#1

Hi. The way I understand, both loops and iterators are, ‘loops’, but the
sutil difference is that a loop is used to just loop several times and
an iterators loops several times and also access some attribute of the
element being loop.

I’m actually trying to find a better and clear explanation of the
difference between loop and iterator.


#2

2008/10/30 Soh D. removed_email_address@domain.invalid:

Hi. The way I understand, both loops and iterators are, ‘loops’, but the
sutil difference is that a loop is used to just loop several times and
an iterators loops several times and also access some attribute of the
element being loop.

I’m actually trying to find a better and clear explanation of the
difference between loop and iterator.

An iterator is an object that allows us to traverse the
elements of a data structure. In Ruby we usually use
“internal” iterators, that means we don’t need to explicitly
manage an iterator object:

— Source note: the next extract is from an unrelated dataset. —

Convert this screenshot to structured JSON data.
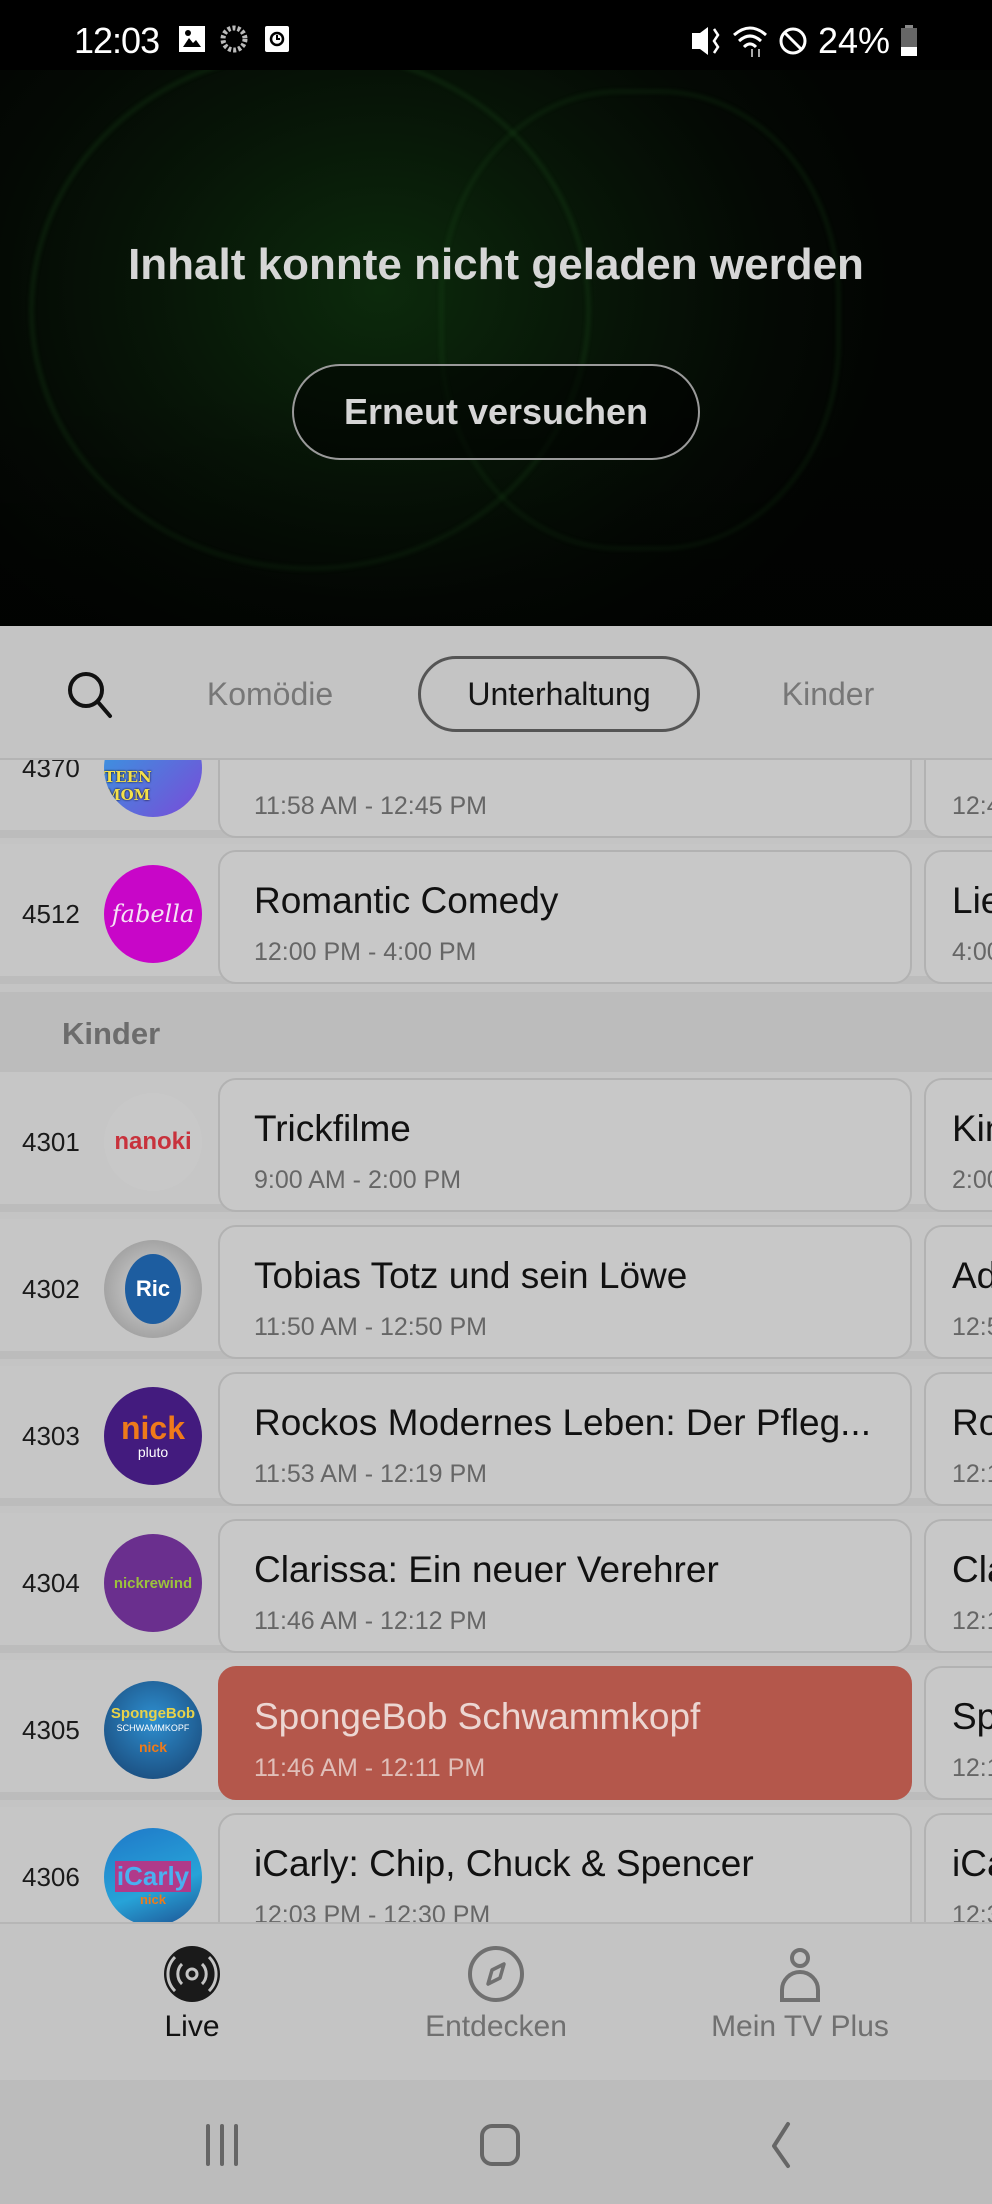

my_tree.each_node { |node| node.do_something }

Using an external iterator (in combination with a loop!) could look
like this:

iterator = my_tree.each_node_iterator
while iterator.has_next?
  node = iterator.next
  node.do_something
end

In both cases, the iterator allows us to traverse the data
structure without knowledge about its internals. Which frees
us to change the implementation later without changing
client code.

A loop simply means repeating a sequence of statements,
endlessly in the simplest case:

loop { do_something }

We could use a loop to traverse a data structure,
say a linked list:

item = people
while item
  item.object.do_something
  item = item.next
end

But this code breaks when we decide to use e.g. an array
instead of a list to store people.

Stefan


#3

Thanks Stefan … very good explanation :slight_smile: